Fade is very much the catalyst of this story, and I liked how his relationship with Deuce was based on a partnership, on loyalty and trust, before Aguirre started easing it towards a romance. Given the world, given the dangerous circumstances Fade and Deuce face on patrol, it was absolutely understandable how and why that trust and loyalty was necessary to survive, and it led to a wonderful crises for Deuce, as her loyalty to Fade collides with her loyalty to her society. It’s a wonderful dilemma and potent emotional arc, yet it’s an arc that is essentially resolved when Deuce and Fade are exiled topside – and for me, the story felt flat from that point on. Honestly I wish this book had ended with Deuce seeing the sun for the very first time, because from there on out Deuce’s story is stuck in neutral. Yes, Deuce and Fade are entering a new world, and Deuce’s confusion, her emotional naivety and lack of any kind of understanding of what a relationship is, beyond having each other’s back, is wonderful, but in terms of character development, Deuce and Fade pretty much tread water for the rest of the book – and it gets a little repetitive. Plot-wise, the story wanders with Deuce and Fade as they explore the abandoned cityscape (ye old wandering across a desolate dystopian landscape paradigm) and encounter other vestiges of human society. It’s not that nothing happens – some new characters appear (the requisite bad boy/other love interest and a waif) and they all run into trouble together – but it just didn’t seem to coalesce with the first half of this story.
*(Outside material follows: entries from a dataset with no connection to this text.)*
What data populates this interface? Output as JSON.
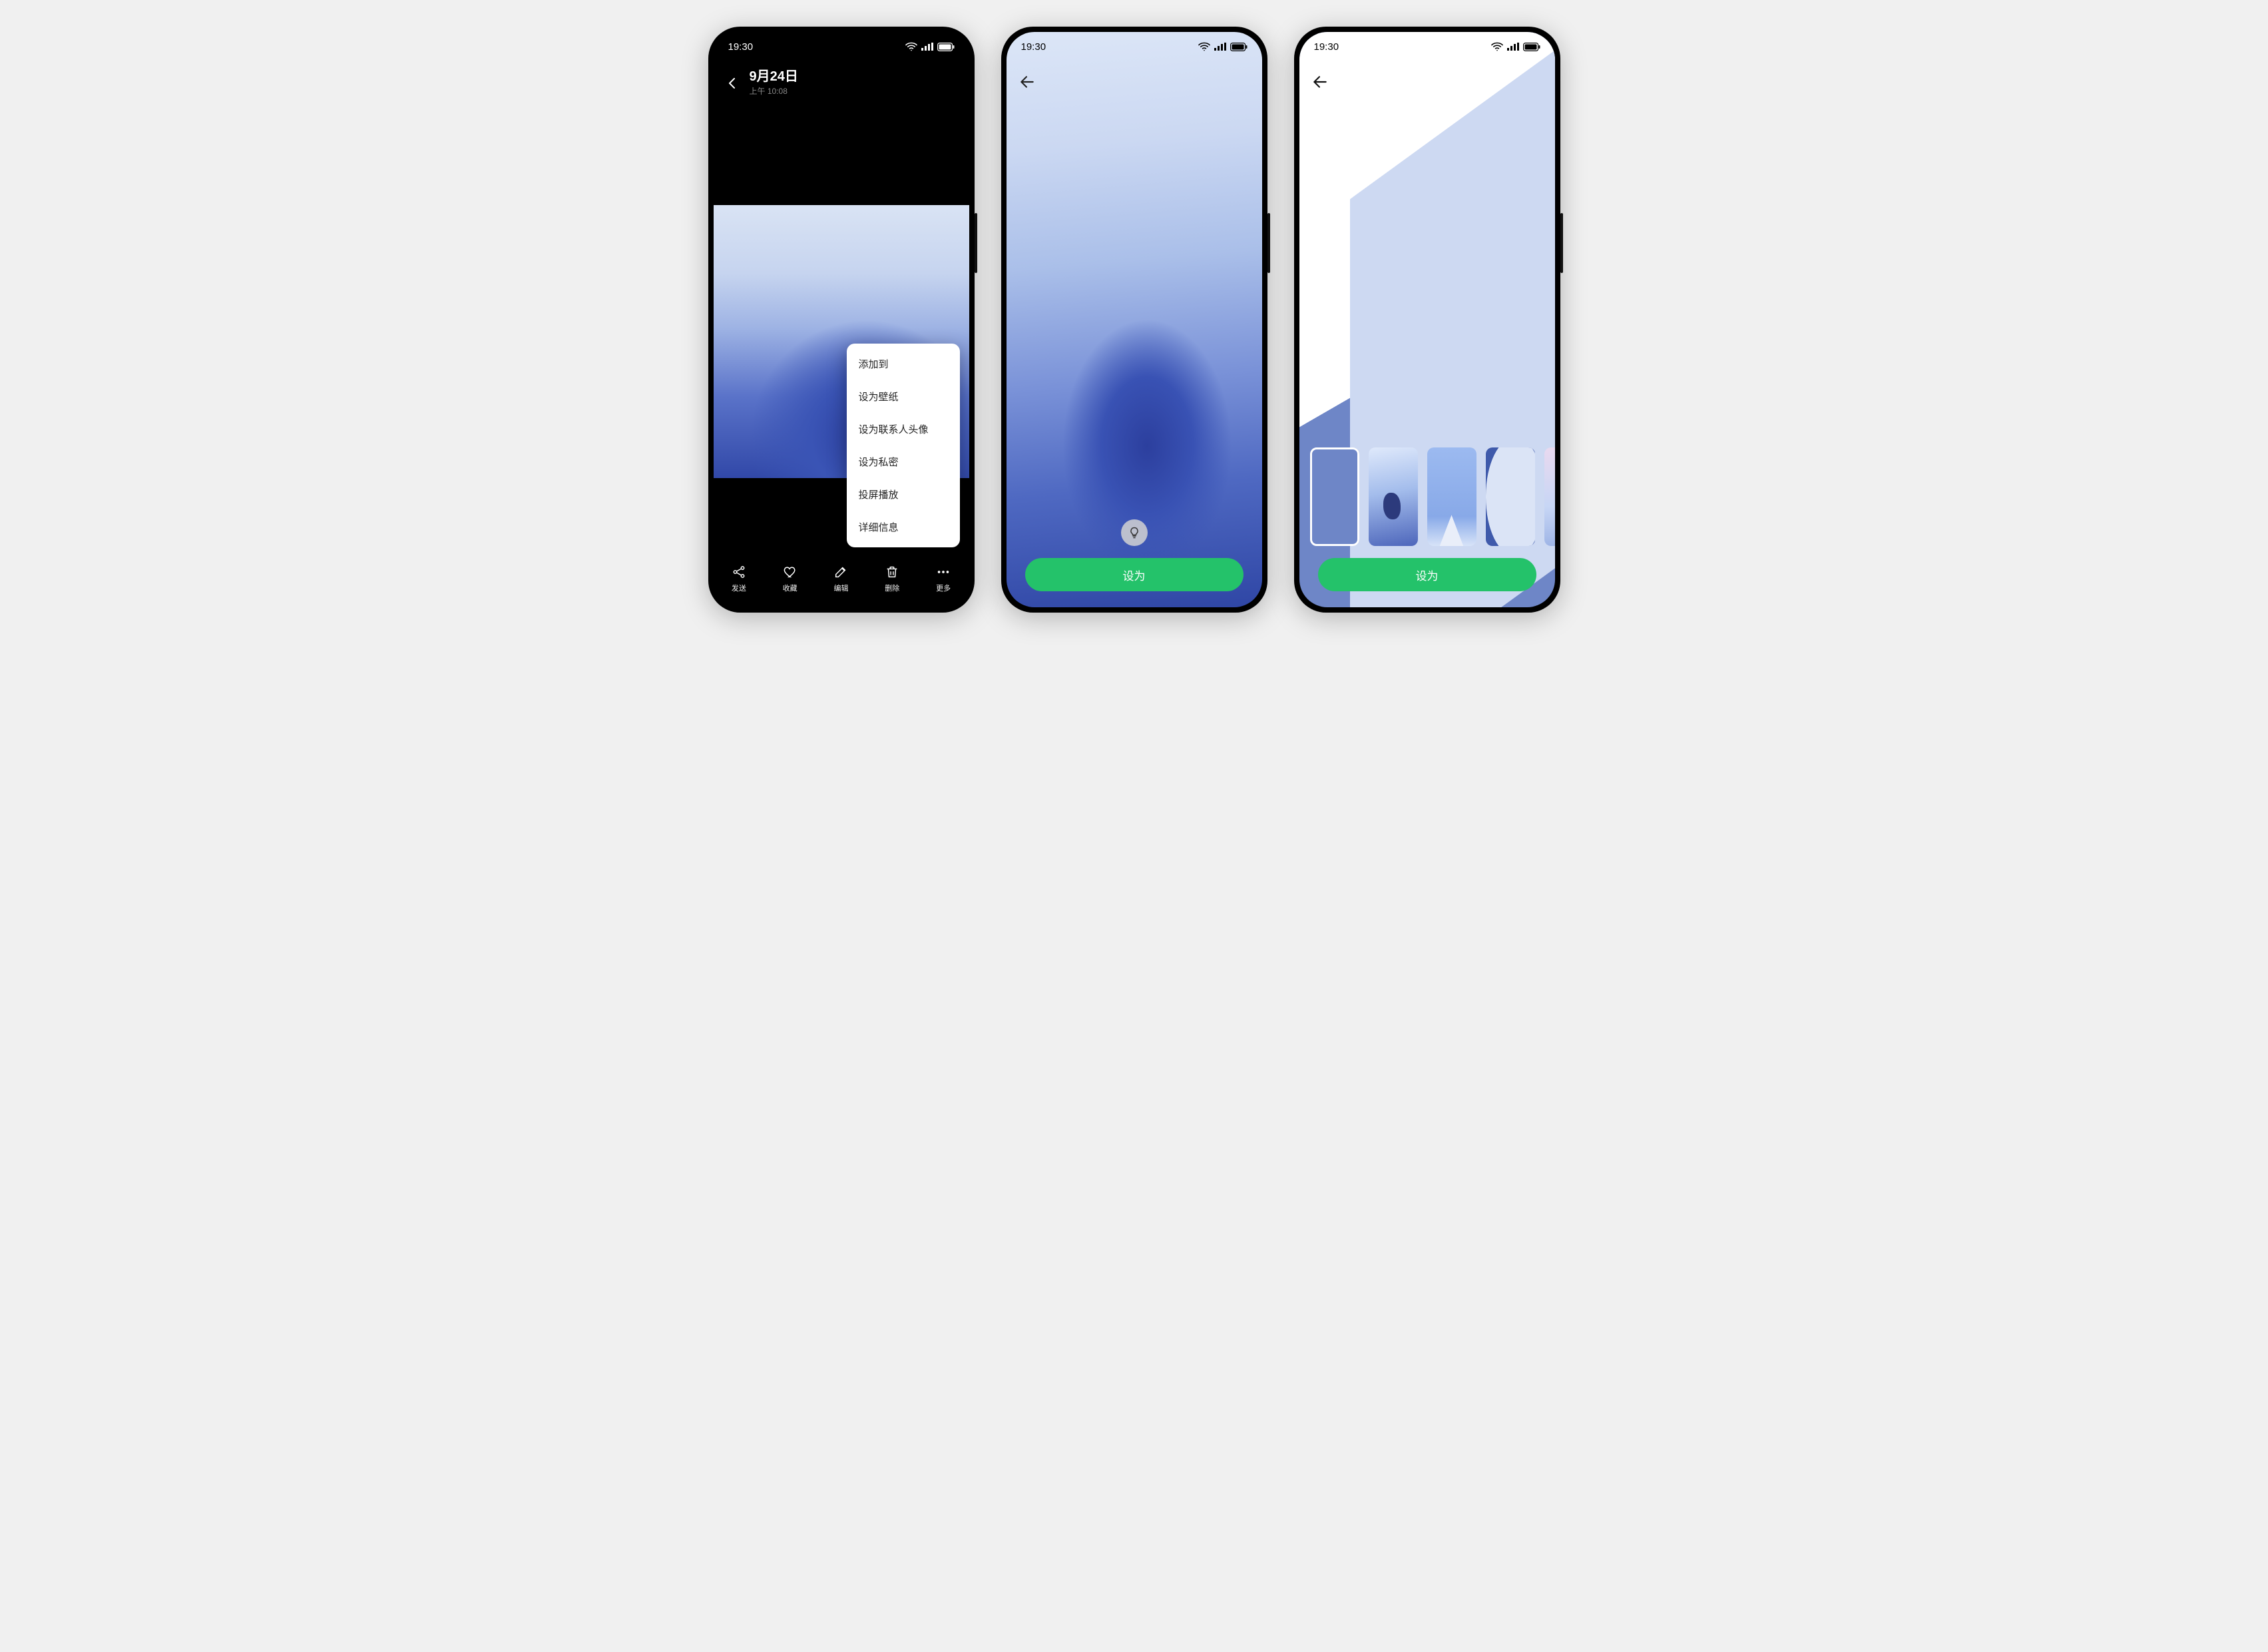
{
  "status": {
    "time": "19:30"
  },
  "screen1": {
    "title": "9月24日",
    "subtitle": "上午 10:08",
    "menu": [
      "添加到",
      "设为壁纸",
      "设为联系人头像",
      "设为私密",
      "投屏播放",
      "详细信息"
    ],
    "bottombar": {
      "send": "发送",
      "fav": "收藏",
      "edit": "编辑",
      "delete": "删除",
      "more": "更多"
    }
  },
  "screen2": {
    "apply": "设为"
  },
  "screen3": {
    "apply": "设为"
  }
}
Overall I also couldn’t help but feel a nagging sense of familiarity with this story – and I don’t mean the little touches Aguirre added throughout the book to tie her world to our modern one, which I very much enjoyed. There was just something about this story that made me feel I’d seen it before – from the world beneath the tunnels and the girl fighter, to the crumbling New York City landscape, from the Freaks to the gangs, this story was a dystopian stew of familiar ingredients. It was well executed – Aguirre clearly spent a lot of time developing the societies of her world, and Deuce and Fade are characters it’s easy to root for – but the elements were just maybe a little too familiar.
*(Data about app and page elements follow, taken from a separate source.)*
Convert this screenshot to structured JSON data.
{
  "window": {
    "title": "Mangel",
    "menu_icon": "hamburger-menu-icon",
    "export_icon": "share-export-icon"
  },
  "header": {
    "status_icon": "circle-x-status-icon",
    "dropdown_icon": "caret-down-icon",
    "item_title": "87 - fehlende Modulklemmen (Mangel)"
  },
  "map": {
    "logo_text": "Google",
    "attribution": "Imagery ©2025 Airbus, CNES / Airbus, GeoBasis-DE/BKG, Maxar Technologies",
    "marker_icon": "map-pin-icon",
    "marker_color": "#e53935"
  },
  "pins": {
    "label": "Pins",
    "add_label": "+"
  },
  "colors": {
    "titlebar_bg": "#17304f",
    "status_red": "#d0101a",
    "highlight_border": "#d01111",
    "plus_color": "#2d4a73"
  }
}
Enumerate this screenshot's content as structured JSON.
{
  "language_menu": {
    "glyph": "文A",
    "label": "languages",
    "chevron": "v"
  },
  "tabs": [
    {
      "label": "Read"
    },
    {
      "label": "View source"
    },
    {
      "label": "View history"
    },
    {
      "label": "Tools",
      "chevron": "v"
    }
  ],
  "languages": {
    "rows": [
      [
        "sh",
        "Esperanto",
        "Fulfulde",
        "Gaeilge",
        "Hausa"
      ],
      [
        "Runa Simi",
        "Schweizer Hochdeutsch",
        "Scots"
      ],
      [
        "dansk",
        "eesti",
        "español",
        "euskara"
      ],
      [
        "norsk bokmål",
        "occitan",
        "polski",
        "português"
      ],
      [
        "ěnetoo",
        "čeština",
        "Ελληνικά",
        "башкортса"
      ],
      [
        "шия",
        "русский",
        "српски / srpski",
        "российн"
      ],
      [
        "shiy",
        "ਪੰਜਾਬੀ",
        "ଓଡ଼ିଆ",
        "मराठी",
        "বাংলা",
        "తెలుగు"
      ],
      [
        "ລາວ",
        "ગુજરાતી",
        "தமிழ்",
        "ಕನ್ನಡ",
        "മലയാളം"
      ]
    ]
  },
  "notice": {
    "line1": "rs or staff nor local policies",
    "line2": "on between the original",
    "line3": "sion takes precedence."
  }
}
So while I loved Deuce as a character, and was fully vested in her crises of faith, I found myself getting restless with the back end of this book. Still, the ending of this story certainly sets the stage for the next one, and I am definitely looking forward to reading the rest of this series – from Deuce’s emotional evolution and developing relationship with Fade, to her growing understanding of the world, not to mention the mystery of what exactly the Freaks are, there is plenty more to this world that I very much want to see.

In the end, Enclave may not have entirely come together for me, but there is plenty here to enjoy, and plenty more to look forward to. This is definitely a dystopian YA worth reading.

Byrt Grade: B+/A-

As Levar Burton used to say – you don’t have to take my word for it…

YA Highway says:

The best thing about Enclave, by far, is the setting. The author clearly put lots of thought into the setup of her post-apocalyptic world. There are communities living underground in tunnels, protecting themselves from the almost but not quite human-like Freaks who live outside their enclaves. Above ground, it’s a mess of feral gangs and crumbling buildings. I always had a very vivid mental picture of the environment, and it was realistically grim.

Squeaky Books says:

I felt that this book was… unremarkable. I finished it, and then when I sat down to write this review a few days later I couldn’t remember anything specific about it. Nothing left an impression. It’s not that it was bad. The story is fine. The characters were believable, the world was interesting, the battles were intense. But I didn’t find it very original. It’s your standard dystopia/post-apocalyptic book.

Book Faery says:

The characters were solid, the world was intriguing, the romance had me sitting on the edge of my seat, and the descriptions were beautifully done. I think the only thing I was unhappy about was the book’s ending. There was no cliffhanger, and it actually ended in a great spot, but because I was so invested, I never wanted the story to end!